Task requirements: In the listing that follows, copy out each line that includes the word "true".
↓
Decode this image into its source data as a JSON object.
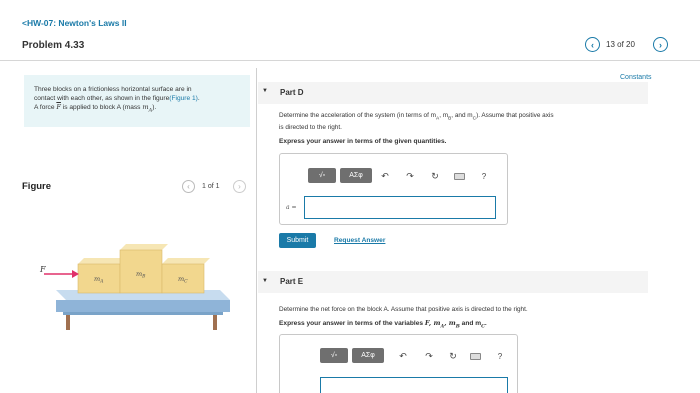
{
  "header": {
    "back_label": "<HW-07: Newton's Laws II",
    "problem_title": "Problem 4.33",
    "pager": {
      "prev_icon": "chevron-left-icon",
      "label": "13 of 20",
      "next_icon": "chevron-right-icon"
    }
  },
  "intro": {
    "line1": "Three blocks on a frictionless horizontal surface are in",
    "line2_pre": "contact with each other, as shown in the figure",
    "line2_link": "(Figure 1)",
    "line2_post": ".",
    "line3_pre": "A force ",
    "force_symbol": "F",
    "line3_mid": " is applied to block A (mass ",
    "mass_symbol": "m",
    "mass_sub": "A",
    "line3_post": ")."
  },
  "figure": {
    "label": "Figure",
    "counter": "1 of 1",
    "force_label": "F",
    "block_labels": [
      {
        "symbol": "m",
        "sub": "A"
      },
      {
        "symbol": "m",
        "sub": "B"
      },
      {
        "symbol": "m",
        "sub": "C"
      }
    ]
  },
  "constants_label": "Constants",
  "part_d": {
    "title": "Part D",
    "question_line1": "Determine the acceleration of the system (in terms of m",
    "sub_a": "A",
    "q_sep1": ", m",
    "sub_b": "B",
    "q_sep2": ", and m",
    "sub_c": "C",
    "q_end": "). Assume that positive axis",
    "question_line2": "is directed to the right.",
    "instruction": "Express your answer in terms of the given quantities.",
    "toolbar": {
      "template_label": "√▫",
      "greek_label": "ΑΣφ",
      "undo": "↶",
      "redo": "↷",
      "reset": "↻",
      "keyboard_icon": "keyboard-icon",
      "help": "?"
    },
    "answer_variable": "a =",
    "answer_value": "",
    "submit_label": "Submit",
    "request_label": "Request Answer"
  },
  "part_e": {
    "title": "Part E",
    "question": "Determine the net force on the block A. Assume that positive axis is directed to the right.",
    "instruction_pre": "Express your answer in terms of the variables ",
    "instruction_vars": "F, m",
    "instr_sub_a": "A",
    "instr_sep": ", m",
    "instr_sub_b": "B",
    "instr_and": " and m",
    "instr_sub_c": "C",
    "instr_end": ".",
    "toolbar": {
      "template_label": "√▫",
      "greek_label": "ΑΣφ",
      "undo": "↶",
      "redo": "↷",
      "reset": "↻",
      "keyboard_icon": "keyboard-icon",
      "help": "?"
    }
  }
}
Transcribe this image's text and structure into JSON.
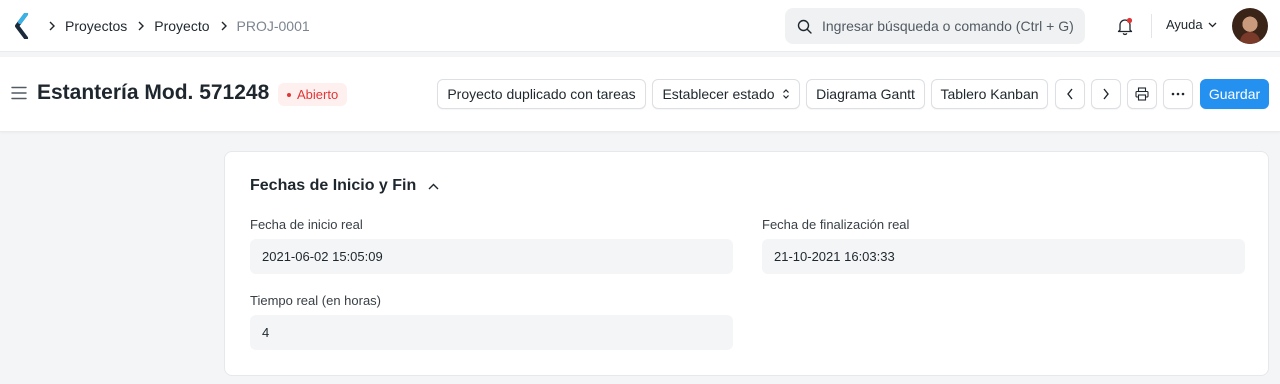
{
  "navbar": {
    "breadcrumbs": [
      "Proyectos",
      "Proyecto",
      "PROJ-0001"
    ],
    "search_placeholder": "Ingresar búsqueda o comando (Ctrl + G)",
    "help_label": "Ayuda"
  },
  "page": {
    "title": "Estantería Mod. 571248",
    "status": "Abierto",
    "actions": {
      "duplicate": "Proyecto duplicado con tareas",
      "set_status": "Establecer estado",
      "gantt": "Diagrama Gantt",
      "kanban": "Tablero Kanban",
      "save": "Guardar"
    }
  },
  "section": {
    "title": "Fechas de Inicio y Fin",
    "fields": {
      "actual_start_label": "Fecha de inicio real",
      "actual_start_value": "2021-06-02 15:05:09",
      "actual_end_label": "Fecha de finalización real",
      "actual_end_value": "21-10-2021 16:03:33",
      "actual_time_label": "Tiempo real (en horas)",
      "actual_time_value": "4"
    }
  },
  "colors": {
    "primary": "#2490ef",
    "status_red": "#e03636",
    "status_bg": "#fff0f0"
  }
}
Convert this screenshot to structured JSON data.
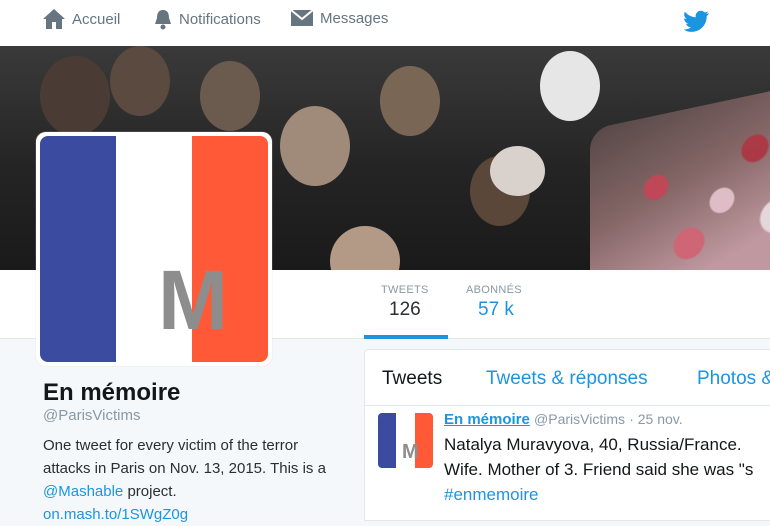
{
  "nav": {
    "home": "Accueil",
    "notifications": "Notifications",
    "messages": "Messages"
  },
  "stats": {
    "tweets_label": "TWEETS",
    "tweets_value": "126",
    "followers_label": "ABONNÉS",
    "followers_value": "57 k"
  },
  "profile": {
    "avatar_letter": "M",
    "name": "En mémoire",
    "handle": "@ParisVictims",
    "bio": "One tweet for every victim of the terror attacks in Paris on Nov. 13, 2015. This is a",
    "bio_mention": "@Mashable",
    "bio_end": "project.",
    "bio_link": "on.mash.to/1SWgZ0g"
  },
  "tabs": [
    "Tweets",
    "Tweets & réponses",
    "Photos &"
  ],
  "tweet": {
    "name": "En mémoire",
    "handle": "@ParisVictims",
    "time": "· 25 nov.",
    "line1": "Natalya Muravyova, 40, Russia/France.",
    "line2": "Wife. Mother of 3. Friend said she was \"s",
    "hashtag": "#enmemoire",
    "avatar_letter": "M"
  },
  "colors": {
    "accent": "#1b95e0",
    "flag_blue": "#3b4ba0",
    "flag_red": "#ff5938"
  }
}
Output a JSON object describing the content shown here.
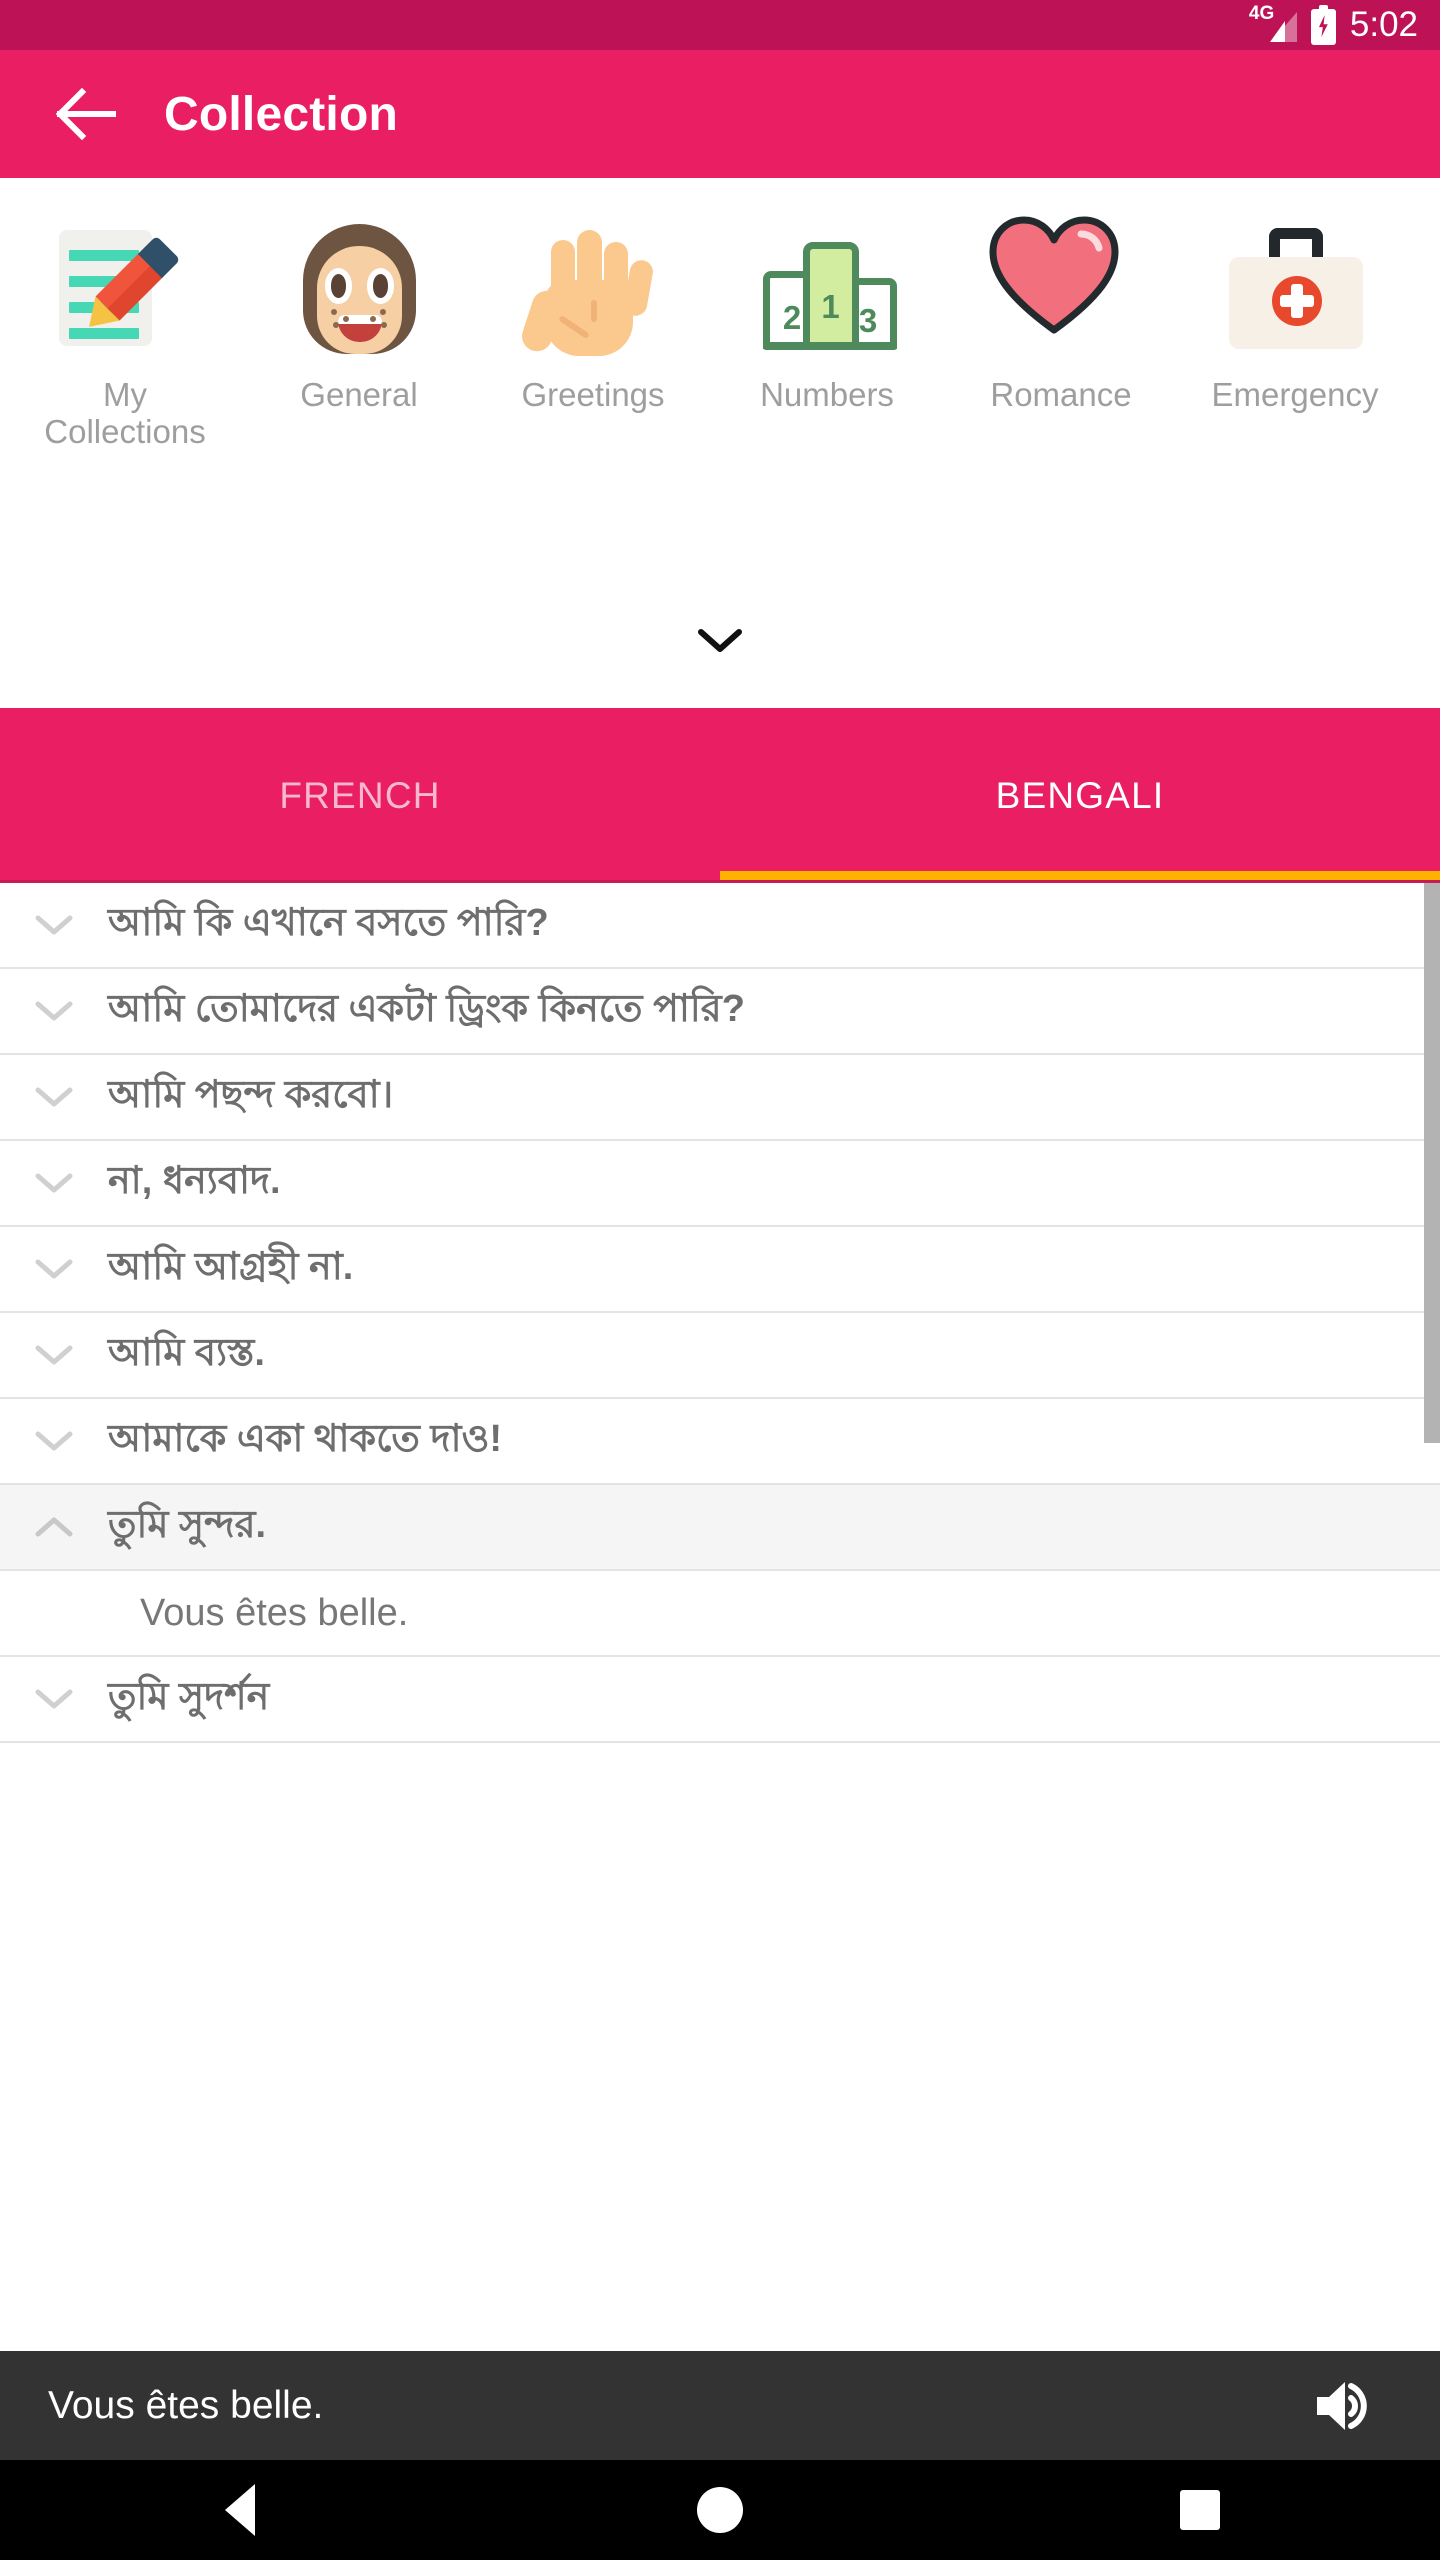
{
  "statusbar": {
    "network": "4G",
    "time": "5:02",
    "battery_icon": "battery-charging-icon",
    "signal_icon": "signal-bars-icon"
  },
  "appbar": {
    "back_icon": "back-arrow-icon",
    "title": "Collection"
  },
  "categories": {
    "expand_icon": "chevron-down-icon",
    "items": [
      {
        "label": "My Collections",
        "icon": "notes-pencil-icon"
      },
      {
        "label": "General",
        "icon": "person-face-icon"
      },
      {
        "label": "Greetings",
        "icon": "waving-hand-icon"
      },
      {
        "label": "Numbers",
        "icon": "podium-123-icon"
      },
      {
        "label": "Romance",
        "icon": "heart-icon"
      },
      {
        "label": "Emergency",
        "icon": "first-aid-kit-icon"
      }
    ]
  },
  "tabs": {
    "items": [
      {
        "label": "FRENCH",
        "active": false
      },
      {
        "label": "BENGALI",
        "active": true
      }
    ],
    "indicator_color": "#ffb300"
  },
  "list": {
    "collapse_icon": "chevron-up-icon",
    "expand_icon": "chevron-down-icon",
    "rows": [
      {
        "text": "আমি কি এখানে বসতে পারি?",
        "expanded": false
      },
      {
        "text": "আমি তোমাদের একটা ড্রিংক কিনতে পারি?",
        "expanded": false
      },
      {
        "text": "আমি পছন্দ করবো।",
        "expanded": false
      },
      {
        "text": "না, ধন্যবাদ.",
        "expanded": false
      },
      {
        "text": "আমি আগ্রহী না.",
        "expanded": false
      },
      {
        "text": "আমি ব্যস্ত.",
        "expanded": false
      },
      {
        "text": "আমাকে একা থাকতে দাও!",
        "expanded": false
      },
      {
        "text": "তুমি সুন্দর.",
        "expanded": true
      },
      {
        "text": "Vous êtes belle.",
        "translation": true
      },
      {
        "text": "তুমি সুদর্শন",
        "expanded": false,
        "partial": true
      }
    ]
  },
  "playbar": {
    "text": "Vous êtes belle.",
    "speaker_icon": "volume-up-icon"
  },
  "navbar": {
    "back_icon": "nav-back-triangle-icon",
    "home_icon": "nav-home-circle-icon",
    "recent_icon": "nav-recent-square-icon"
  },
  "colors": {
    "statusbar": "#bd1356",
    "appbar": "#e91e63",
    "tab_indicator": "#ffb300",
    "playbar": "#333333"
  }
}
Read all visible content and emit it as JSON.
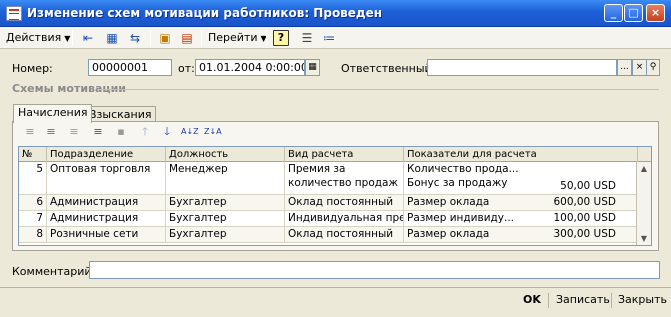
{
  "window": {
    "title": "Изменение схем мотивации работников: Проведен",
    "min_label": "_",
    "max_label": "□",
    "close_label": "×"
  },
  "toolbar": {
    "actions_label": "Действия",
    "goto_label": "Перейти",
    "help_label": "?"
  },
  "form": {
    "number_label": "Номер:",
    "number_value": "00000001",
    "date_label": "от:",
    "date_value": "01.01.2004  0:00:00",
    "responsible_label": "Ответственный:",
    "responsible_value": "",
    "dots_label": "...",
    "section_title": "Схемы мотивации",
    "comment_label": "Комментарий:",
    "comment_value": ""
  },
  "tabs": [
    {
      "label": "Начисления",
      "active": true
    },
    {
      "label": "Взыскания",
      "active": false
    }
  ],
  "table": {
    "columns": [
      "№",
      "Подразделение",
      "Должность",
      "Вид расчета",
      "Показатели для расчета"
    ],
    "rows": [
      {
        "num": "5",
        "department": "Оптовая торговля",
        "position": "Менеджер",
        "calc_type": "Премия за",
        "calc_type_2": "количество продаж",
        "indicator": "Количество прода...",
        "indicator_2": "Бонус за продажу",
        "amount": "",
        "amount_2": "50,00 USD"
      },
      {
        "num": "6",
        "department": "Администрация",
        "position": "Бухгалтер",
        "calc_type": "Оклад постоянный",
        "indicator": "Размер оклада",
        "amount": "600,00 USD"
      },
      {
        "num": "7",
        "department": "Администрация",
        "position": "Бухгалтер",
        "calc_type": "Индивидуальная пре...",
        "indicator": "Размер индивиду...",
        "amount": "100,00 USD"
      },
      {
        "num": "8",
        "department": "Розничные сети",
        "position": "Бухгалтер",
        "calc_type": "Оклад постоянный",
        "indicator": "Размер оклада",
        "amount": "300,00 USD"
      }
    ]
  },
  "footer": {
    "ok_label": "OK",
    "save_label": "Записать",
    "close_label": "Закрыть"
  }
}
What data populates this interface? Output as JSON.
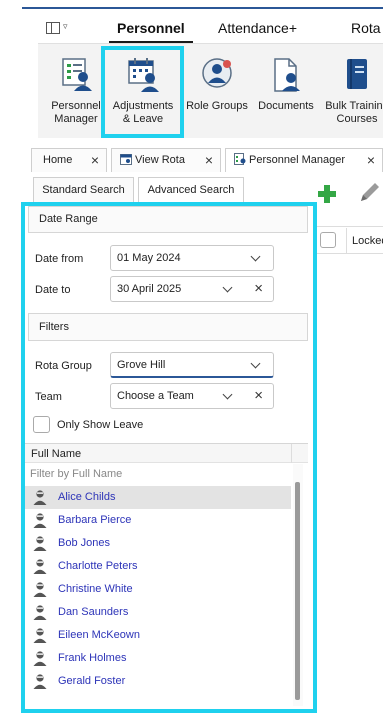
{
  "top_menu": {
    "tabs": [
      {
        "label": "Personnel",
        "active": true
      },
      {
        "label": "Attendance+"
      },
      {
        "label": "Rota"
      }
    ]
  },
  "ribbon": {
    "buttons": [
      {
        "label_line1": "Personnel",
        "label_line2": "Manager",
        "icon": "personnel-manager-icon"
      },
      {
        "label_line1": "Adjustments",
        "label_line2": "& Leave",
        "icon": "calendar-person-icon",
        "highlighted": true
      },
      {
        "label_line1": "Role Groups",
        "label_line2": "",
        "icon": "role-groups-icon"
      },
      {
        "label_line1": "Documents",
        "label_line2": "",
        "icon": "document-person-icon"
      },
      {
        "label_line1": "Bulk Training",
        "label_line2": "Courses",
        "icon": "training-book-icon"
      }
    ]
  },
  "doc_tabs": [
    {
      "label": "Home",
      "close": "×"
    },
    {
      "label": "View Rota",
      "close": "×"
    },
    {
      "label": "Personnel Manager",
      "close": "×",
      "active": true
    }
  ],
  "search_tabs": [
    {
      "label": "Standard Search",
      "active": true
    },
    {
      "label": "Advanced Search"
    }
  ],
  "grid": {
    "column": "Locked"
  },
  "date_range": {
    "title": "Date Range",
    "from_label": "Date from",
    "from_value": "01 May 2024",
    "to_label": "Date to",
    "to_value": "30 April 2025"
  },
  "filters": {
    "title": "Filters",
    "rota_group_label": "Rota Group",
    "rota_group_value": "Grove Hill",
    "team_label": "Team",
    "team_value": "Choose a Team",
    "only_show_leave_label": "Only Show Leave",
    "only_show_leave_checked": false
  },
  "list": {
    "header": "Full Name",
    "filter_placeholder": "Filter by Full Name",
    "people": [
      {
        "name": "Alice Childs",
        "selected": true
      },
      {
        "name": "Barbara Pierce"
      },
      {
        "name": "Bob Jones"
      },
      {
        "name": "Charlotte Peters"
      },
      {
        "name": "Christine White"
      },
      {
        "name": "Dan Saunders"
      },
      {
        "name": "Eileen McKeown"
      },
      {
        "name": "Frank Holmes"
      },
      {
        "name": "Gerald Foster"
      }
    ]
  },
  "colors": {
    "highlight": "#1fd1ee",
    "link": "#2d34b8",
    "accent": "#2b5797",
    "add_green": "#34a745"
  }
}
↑
Written solution:
        "active": true
        "expanded": true
        "translation": true
        "partial": true
      "active": true
        "active": true
        "highlighted": true
      "active": true
      "active": true
        "selected": true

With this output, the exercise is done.